Brigham Young University is becoming the paragon of progressiveness. First, last year, it allowed its students to purchase Coke products on campus.
Earlier this year, it hosted a schoolwide devotional by Ben Ogles, dean of the College of Family, Home and Social Sciences and psychology professor, who spoke with clarity and detail about sexual assault and the nature of consent. And the fact that no means no.
And now, BYU is recognizing, and reaching out to, some of its students who may, in fact, be attracted to people of the same sex.
The Church of Jesus Christ of Latter-day Saints owns BYU as its flagship school and hasn’t had a great track record toward recognizing and validating gay and bisexual students. Policy dictates that while students may be same-sex attracted, they cannot act on any sexual urges with someone of the same sex and remain a student in good standing. Or a church member in good standing, for that matter.
BYU’s Honor Code forbids “not only sexual relations between members of the same sex, but all forms of physical intimacy that give expression to homosexual feelings.”
The policy means that BYU can be a lonely and depressing place for such students.
But perhaps BYU is trying to change that — to reach out to these students to tell them, you belong, we want you. That would be a welcome change.
On Thursday afternoon, BYU hosted a school-sanctioned panel discussion, with more than 600 people spilling out into aisles and overflow rooms, featuring four gay and transgender students who were willing to frankly talk about their experiences.
The panel was held to help students welcome gay and transgender students, as well as help reconcile gender identity with faith.
Panelists noted that some suppress their homosexual identities for years, in fear of the consequences of what such admission would mean in the highly restrictive church environment.
Kaitlynn Wright, one of the panelists, shared that “I love this gospel, and I love this church. But I feel a lot of disconnect there. … After coming out, I did have a faith crisis.”
To improve the environment at the Y, panel members suggested that the school sanction the support group Understanding Same Gender Attraction as a club, that it conduct sensitivity training for faculty and that it readjust language to be more inclusive.

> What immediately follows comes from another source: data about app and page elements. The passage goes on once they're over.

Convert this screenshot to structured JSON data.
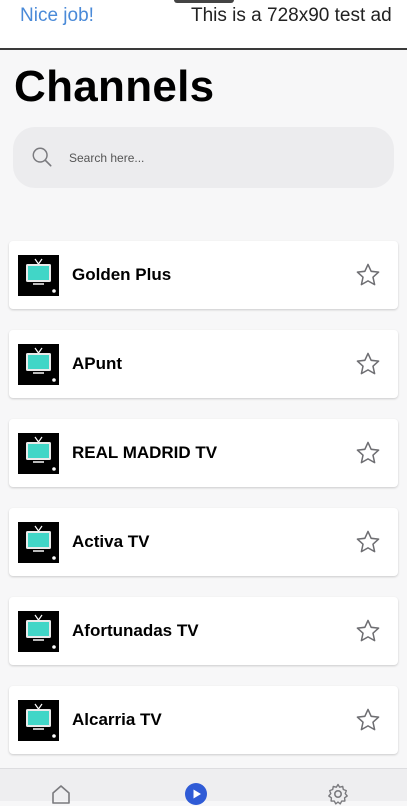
{
  "ad": {
    "nice_job": "Nice job!",
    "text": "This is a 728x90 test ad"
  },
  "header": {
    "title": "Channels"
  },
  "search": {
    "placeholder": "Search here...",
    "value": "",
    "icon": "search-icon"
  },
  "channels": [
    {
      "name": "Golden Plus",
      "icon": "tv-icon",
      "favorite": false
    },
    {
      "name": "APunt",
      "icon": "tv-icon",
      "favorite": false
    },
    {
      "name": "REAL MADRID TV",
      "icon": "tv-icon",
      "favorite": false
    },
    {
      "name": "Activa TV",
      "icon": "tv-icon",
      "favorite": false
    },
    {
      "name": "Afortunadas TV",
      "icon": "tv-icon",
      "favorite": false
    },
    {
      "name": "Alcarria TV",
      "icon": "tv-icon",
      "favorite": false
    }
  ],
  "nav": {
    "items": [
      {
        "name": "home",
        "icon": "home-icon",
        "active": false
      },
      {
        "name": "player",
        "icon": "play-icon",
        "active": true
      },
      {
        "name": "settings",
        "icon": "gear-icon",
        "active": false
      }
    ]
  },
  "colors": {
    "accent": "#2f5bd6",
    "ad_link": "#4a8ad8",
    "tv_screen": "#41d6c7"
  }
}
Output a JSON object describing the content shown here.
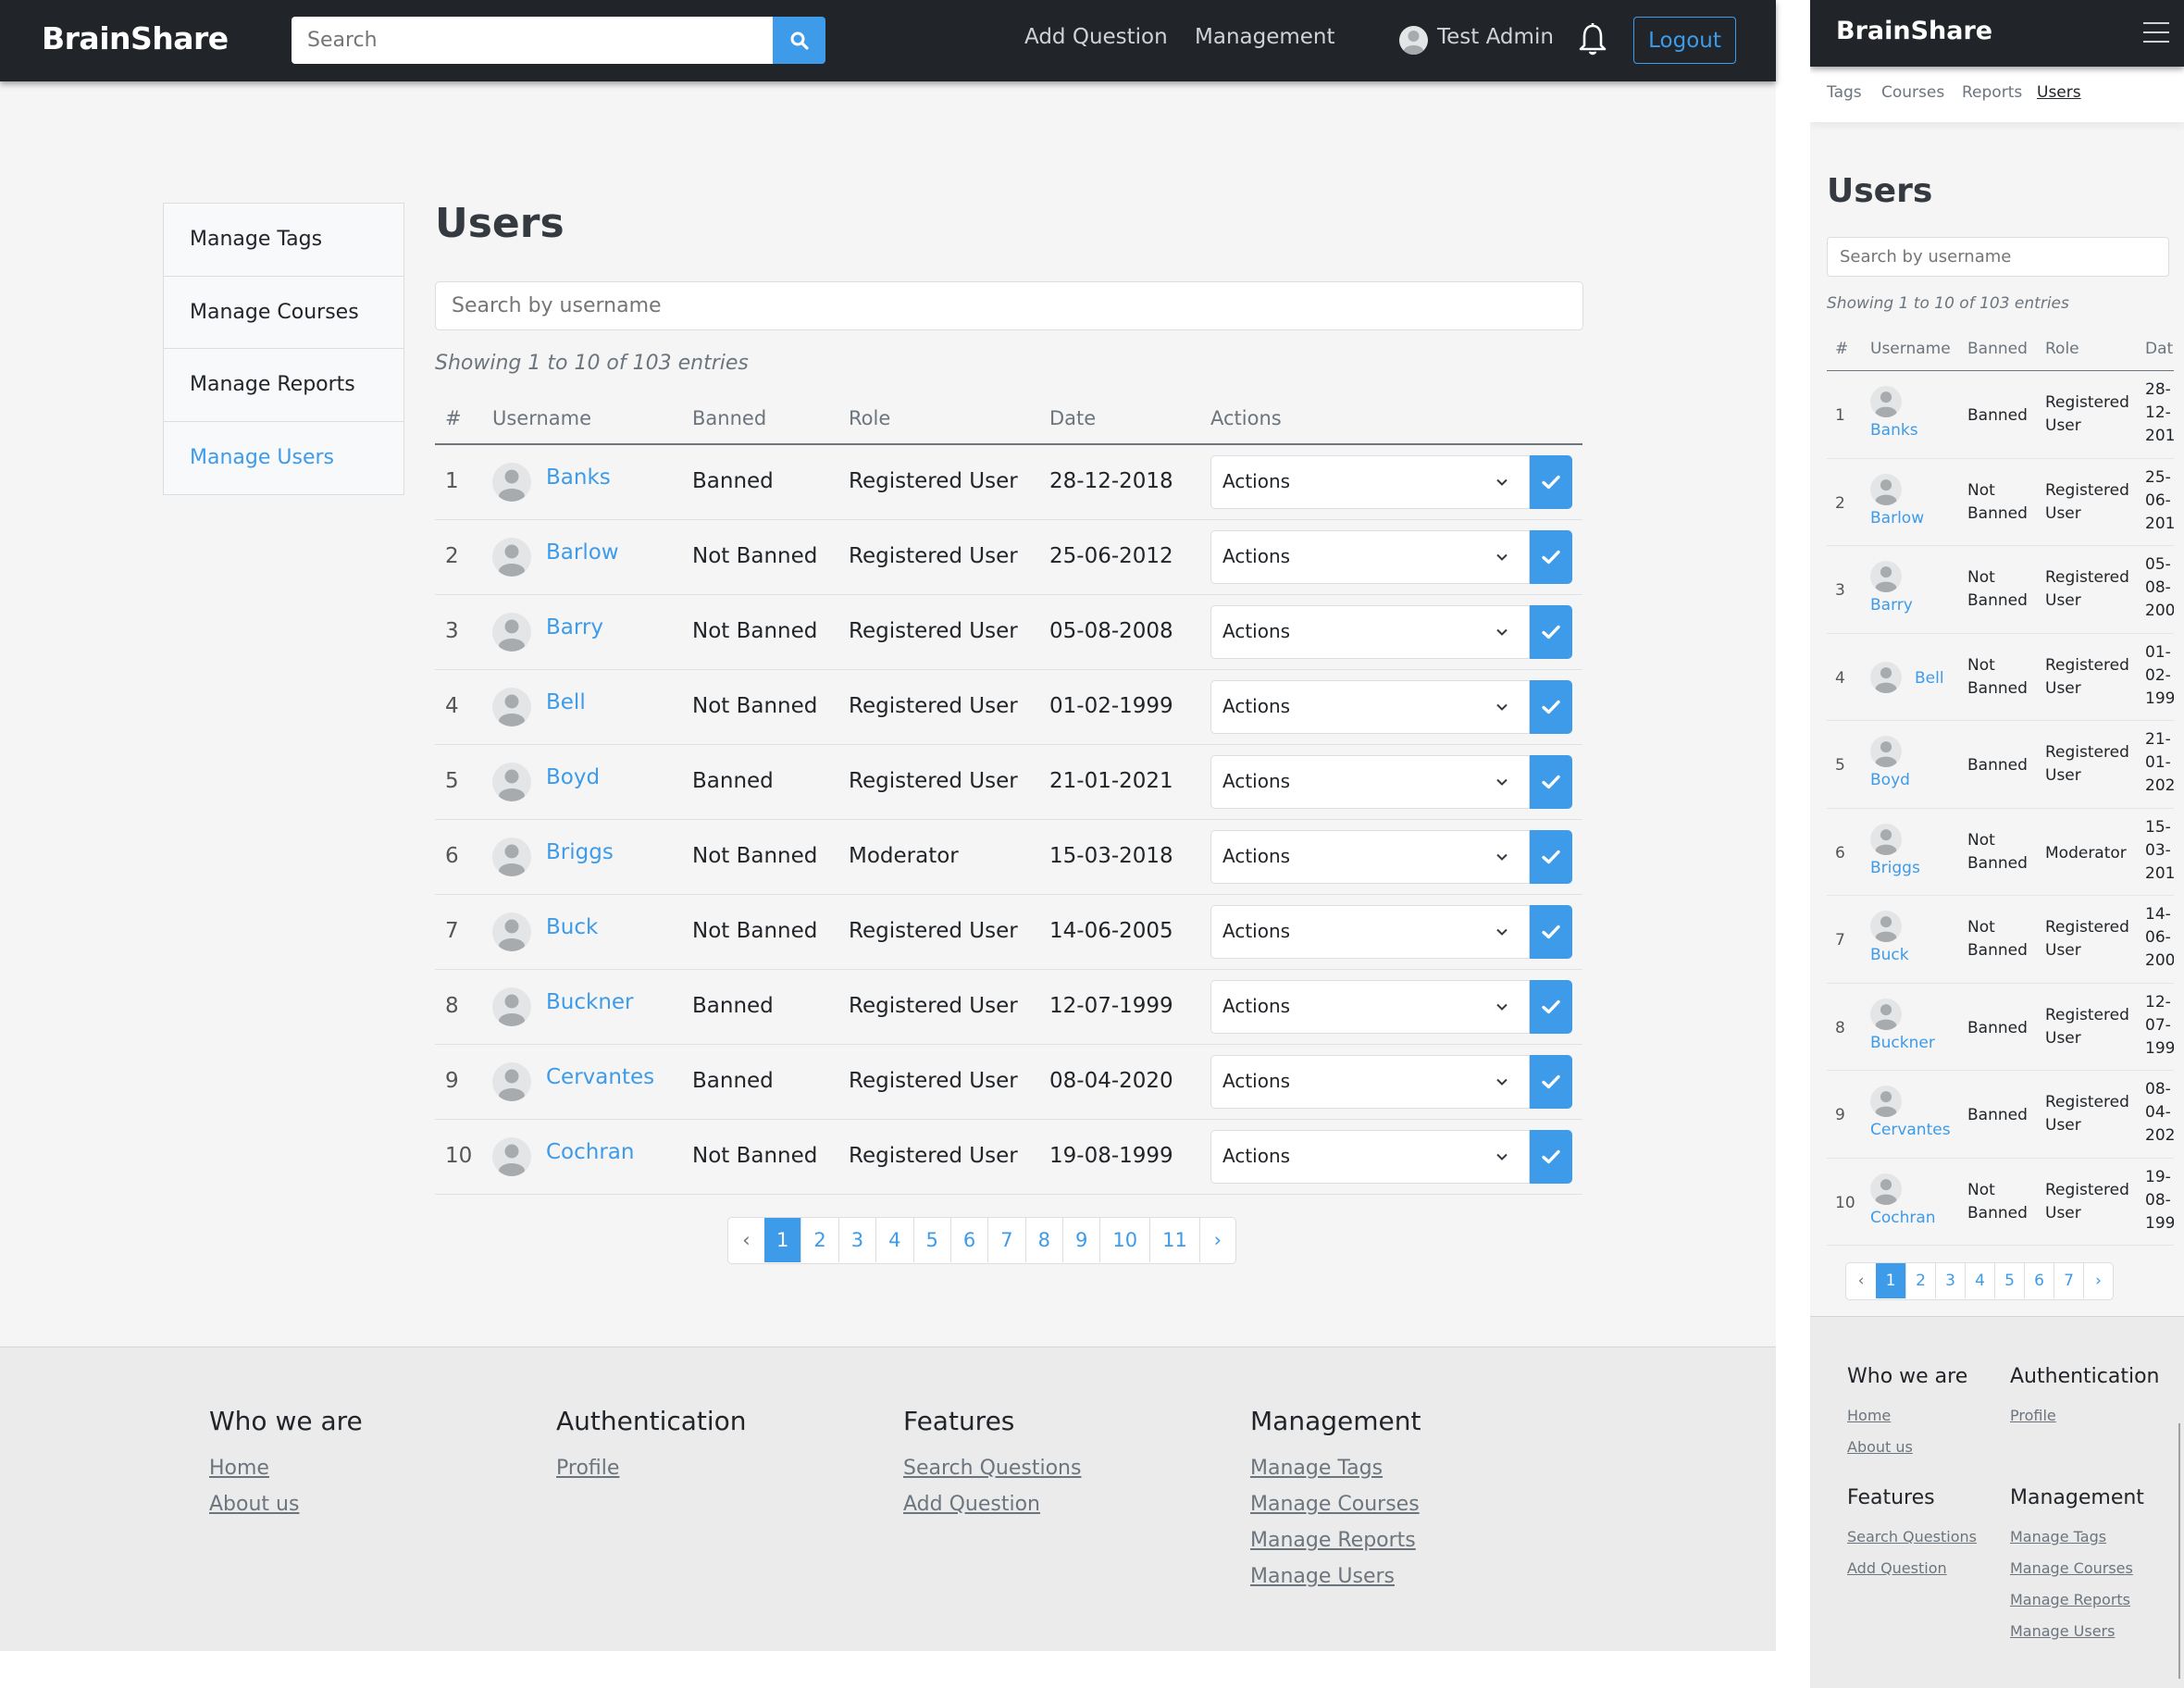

When students feel that they would rather be “dead and straight than alive and gay,” as Ben Shilaty felt, it’s time for a course correction.
BYU should guide its policies by the simple question: What would Jesus do?